Similar to the 1992 formula, the proposal adds weightings for at-risk students. It also allows districts to maintain local option budgets, broken into three categories. Local funding would be prescribed for certain functions like educating English learners and at-risk students. Another local stream could be used to fund extra curricular activities.

Though the formula includes weightings for low enrollment, more than 100 school districts would receive less funding due to declining enrollment.

Under the proposal, the Great Bend School District loses $1.2 million, Geary County Schools loses $5.5 million, Ft. Leavenworth loses $3 million and Hutchinson School District loses $2.5 million. Hutch’s neighboring district, Buhler, receives $1 million more.

Growing districts receive a bump in funding. Every Johnson County School District receives a funding increase as would the Dodge City, Hays, Topeka, Wichita, and Kansas City, Kansas, School Districts.

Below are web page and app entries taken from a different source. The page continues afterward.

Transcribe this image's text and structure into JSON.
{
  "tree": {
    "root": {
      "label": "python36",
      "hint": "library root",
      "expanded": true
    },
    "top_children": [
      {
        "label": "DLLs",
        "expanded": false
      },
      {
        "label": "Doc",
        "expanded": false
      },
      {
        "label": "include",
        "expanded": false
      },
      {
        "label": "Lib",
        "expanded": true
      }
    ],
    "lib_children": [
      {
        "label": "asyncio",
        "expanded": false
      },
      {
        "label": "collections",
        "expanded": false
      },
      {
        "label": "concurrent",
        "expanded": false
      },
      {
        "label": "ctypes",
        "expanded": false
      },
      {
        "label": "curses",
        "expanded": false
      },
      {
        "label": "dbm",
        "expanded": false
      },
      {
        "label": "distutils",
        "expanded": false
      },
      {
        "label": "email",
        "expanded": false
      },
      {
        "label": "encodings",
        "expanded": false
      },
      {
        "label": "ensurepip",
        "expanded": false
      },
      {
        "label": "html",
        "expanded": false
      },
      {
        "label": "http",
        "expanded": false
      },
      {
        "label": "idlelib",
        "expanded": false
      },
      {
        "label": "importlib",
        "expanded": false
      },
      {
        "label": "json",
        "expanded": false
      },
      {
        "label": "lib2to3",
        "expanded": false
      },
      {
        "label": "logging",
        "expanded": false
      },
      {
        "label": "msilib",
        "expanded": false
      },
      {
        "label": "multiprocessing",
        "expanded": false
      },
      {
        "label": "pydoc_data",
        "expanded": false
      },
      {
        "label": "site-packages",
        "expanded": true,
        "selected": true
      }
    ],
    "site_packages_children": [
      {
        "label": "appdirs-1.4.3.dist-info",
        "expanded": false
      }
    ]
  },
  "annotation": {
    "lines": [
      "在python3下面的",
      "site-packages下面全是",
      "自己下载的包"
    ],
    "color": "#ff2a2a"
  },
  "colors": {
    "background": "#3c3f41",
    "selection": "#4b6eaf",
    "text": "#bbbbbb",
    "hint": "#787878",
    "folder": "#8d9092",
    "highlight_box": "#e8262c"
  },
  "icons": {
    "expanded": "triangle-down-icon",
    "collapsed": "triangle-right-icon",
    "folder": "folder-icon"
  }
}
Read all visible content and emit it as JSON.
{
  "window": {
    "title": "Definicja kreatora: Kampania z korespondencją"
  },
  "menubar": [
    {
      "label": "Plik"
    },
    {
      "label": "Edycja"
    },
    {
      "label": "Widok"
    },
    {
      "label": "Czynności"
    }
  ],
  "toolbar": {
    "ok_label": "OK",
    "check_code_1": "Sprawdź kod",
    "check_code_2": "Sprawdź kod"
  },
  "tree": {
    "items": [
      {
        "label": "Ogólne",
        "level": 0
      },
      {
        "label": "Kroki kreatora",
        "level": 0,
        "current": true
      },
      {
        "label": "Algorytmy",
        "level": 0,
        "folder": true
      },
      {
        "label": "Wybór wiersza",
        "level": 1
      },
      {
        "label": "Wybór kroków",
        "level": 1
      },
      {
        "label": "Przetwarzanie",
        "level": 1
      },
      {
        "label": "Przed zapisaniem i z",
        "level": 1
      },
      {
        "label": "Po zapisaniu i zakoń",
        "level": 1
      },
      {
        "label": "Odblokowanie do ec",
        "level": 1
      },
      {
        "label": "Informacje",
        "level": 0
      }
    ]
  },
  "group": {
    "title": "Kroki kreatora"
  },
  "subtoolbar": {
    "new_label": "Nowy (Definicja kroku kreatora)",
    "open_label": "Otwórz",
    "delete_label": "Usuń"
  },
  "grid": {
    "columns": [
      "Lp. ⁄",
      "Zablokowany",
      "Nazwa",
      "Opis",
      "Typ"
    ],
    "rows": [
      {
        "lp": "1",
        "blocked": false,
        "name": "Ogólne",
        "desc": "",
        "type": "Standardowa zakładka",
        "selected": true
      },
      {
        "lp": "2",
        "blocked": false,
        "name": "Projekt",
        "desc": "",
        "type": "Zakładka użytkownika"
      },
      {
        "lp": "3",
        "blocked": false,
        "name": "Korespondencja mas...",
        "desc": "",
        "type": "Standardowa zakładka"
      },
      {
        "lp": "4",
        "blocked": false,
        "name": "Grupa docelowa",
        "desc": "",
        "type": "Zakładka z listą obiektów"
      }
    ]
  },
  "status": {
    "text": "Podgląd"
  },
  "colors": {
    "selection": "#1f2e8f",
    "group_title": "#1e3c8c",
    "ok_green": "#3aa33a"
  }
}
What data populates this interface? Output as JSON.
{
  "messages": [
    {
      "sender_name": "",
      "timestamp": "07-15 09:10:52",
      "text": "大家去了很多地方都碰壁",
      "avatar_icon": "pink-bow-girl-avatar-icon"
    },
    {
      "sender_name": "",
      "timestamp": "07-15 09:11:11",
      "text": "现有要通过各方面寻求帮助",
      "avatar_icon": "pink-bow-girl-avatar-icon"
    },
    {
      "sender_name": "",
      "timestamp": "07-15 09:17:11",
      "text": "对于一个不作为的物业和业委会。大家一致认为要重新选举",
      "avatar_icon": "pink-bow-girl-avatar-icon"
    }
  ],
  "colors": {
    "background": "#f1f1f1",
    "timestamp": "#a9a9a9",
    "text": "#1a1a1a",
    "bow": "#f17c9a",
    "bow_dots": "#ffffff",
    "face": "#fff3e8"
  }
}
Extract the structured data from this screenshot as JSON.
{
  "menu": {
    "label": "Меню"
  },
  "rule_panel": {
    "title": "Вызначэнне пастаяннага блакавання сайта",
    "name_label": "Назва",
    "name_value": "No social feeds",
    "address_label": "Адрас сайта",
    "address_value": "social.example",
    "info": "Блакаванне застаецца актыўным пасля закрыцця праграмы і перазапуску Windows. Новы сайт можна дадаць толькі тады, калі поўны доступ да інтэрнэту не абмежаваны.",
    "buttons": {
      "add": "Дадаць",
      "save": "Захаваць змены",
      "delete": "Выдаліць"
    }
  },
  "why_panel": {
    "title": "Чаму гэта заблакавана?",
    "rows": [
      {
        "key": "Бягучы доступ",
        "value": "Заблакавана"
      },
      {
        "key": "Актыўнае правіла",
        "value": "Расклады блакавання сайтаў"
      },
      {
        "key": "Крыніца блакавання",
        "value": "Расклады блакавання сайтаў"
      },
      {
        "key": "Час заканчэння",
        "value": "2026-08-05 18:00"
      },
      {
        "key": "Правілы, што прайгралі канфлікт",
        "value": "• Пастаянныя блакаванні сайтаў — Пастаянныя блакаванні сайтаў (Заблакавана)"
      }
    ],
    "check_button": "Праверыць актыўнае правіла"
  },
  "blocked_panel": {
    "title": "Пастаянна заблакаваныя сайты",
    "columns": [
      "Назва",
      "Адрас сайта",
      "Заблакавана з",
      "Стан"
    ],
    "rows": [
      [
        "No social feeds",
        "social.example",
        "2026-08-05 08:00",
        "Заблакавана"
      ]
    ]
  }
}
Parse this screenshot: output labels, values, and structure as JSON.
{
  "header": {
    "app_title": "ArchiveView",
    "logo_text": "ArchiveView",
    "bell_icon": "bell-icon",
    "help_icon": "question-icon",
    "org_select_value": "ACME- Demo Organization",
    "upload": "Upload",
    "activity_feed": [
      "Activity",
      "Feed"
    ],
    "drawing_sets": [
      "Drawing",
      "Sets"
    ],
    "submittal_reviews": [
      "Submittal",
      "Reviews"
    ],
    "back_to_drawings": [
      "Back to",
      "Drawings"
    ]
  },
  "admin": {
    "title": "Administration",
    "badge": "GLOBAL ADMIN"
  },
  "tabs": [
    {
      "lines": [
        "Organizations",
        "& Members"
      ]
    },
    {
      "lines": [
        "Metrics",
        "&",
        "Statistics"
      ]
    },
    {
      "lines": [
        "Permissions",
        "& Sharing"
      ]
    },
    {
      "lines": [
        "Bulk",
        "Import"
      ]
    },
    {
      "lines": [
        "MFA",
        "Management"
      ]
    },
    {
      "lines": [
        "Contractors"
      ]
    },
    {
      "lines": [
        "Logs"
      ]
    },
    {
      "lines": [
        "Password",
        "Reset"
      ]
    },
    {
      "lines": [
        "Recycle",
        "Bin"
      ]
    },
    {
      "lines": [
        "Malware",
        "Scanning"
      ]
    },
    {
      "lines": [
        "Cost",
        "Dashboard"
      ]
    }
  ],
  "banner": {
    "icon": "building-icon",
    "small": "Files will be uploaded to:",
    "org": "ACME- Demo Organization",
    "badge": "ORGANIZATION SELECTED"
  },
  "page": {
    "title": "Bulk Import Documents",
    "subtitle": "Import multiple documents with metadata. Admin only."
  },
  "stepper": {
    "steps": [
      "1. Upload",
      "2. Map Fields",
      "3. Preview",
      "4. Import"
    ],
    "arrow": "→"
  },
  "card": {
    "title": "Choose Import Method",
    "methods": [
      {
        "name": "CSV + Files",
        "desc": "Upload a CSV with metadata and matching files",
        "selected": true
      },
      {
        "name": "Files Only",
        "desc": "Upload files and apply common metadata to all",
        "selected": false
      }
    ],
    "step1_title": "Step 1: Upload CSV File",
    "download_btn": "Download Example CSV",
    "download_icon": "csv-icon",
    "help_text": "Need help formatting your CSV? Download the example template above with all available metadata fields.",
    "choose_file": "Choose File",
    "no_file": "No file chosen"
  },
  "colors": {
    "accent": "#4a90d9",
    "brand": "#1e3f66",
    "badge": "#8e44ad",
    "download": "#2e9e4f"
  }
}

View specifics for all school districts here.

Legislators essentially froze school funding two years ago, instituting a block grant mechanism that held schools harmless. The block grants served as a place holder until legislators crafted a new formula. That funding mechanism expires June 30. Now legislators face a Supreme Court-mandated deadline of June 30 as well. The state Supreme Court ruled block grants aren’t adequately calculated. Justices mandated lawmakers develop a new formula by June 30.

HB 2410 is one of several proposals the House committee vetted. The bill appears to have momentum.

Several school districts, including the Wichita School District, voiced strong opposition to HB 2410. The Wichita district would be one of the biggest winners if legislators adopt the formula. USD 259 would receive an additional $8.5 million, but Jim Freeman, Wichita district lobbyist, told legislators it’s not enough.

“It isn’t really as much of an increase as it ought to be,” Freeman said.

Though attorneys for the districts who sued the state for more money suggested adequate funding requires an injection of $500 million to $800 million more, the Supreme Court stopped short of specifying a specific dollar amount.

“Our adequacy test…rejects any litmus test that relies on specific funding levels to reach constitutional compliance,” the opinion reads.

The Kansas National Education Association lobbyist, Mark Desetti, called the proposal “woefully inadequate,” but KNEA formally testified neutral on the legislation as did the Kansas Association of School Boards and Kansas Policy Institute.

Several school district officials expressed their opposition to the funding scheme. The Blue Valley School District is a noted exception. Mike Slagle, assistant superintendent at BVSD, offered neutral testimony. The Shawnee Mission School District also offered neutral testimony.

The large Johnson County districts’ position revealed a divide between some local legislators and officials of the school districts they represent.

Slagle told the committee his district prefers a formula that targets outcomes.

“Without an empirically driven approach, policy makers will never know if the amount they’re funding for education is actually adequate,” he said.

The Great Divide

The Blue Valley district is looking for a formula that allows local schools to fund beyond adequacy. Ideally, he said district officials seek a funding base that is tied to something that reflects the cost to educate a student. The district would prefer a formula that allows for funding adjustments based on the needs of the students, and a funding mechanism that allows local adjustments.

Rep. Melissa Rooker, in a newsletter to constituents, called the belief that heavy reliance on local property taxes is the only way Johnson County districts can excel, “tired.” Prior to 1992, local taxes comprised the majority of school funding.

“While a plan that harkens back to days of old sounds good from a certain vantage point, that jingoistic view ignores reality,” she wrote. ”

She said there are major differences in property wealth even in Johnson County districts.

“So which part of Johnson County matters more? Whose kids are more deserving of a quality education?” she wrote. “Students in classrooms all around the state today will become the Johnson County workforce of tomorrow.”

Though most of her ire is directed at a school funding plan floated by Shawnee Mission School District officials, she said House hearings exposed problems with HB 2410. She proposed a funding plan that mirrored the previous funding formula, but added approximately $900 million in new funding.

Rep. Larry Campbell, chair of the committee, called the hearing a “good starting” point.

There are amendments already ready to go,” he said. “We’ve heard you.”

Print Friendly, PDF & Email